On 14 June 1965, Roger Caillois resigned from the jury of the prestigious Prix des Critiques. His resignation was provoked by the majority decision of the jury to award the critics' prize that year to Klossowski's final novel, Le Baphomet.1 Le Baphomet, a singular, Walter Scott-inspired tale about the Knights Templar, is set, initially at least, at the beginning of the fourteenth century just before the dissolution of the Templar Order at the behest of the then French king, Philippe Le Bel. After the historical prologue the action is transferred to a seemingly atemporal sphere, where the disembodied souls of the former Knights Templar await the moment when the Last Judgment will be pronounced and they will be reunited once more with their earthly bodies. The setting, tone, and style are at first gothic, but with the appearance of the disembodied spirit of Saint Teresa of Avila baroque elements begin to dominate and to mix with evocations of Masonic and esoteric ritual, Gnostic heresy, and theological but also philosophical discussion. These are accompanied by the appearance of Philippe le Bel himself and the figure of Friedrich Nietzsche, the "Antichrist," initially in the form of an anteater. With its unorthodox and often archaic vocabulary and syntax and, after the historical prologue, its discontinuous and fantastical narrative presentation, in which the boundaries between persons and identities appear permeable and insecure, Le Baphomet engages the reader in a textual experience that can be both baffling and obscure. It is also a work that can appear to lack any intellectual or formal coherence, one whose multiplicity and evident complexity may seem to promise rich possibilities of interpretation and literary value but whose narrative disorder and stylistic singularity can ultimately leave the reader frustrated with the sense of having been exposed to something of a literary mess.

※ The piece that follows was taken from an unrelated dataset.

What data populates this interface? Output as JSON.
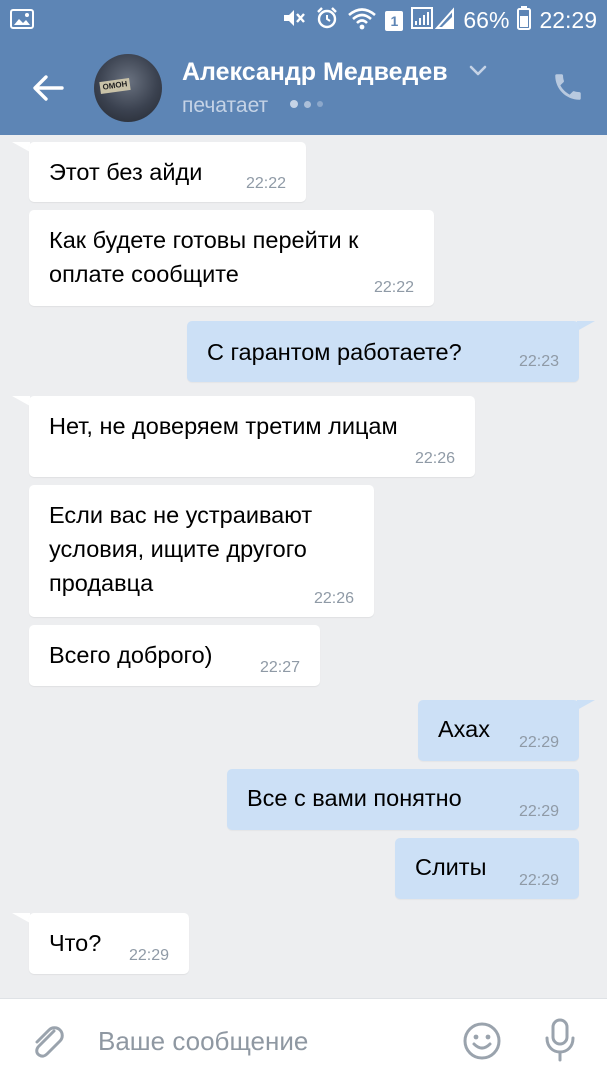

This, at least, was the view of Roger Caillois when he resigned in protest at the decision of the Prix des Critiques jury to confer its honor on Klossowski's novel. Caillois was himself a singular writer whose work can be situated at the intersection of a [End Page 119][Begin Page 120]
number of disciplines, including mythology, sociology, aesthetics, biology, and literary criticism. He had known Klossowski since 1936, when they collaborated along with Georges Bataille and others in the antifascist avant-garde grouping Contre-Attaque and then later, again with Bataille, on the review Acéphale and in the Collège de sociologie.2 Defending his resignation from the Prix des Critiques jury a few days after the event, Caillois published an article in Le Monde in which he drew attention to what he saw as Le Baphomet's primary weakness: its poor formal organization and in particular what he perceived as its stylistic insufficiency and grammatical inaccuracy.3 Perhaps with the desire to avoid accusations of prudery or Puritanism he denied that the content of the work was the cause of his disapproval. The infatuation of certain Knights Templar with an adolescent page, Ogier de Beaséant, oblique references to possible acts of sodomy, together with the stylized description of scenes involving mutilation, penetration, and ejaculation are all elements of the narrative. On the content of the work Caillois writes: "Some may see in this a novelistic exposé of an original and subtle theology, others only mystico-pederastic rubbish. For a literary prize I hold solely to the literary value of a work." According to Caillois the content of such a work may be interesting or absurd depending on one's tastes but has nothing to do with its literary value. The invocation of literary value, here, necessarily implies a set of criteria for the judgment of the standing of a work...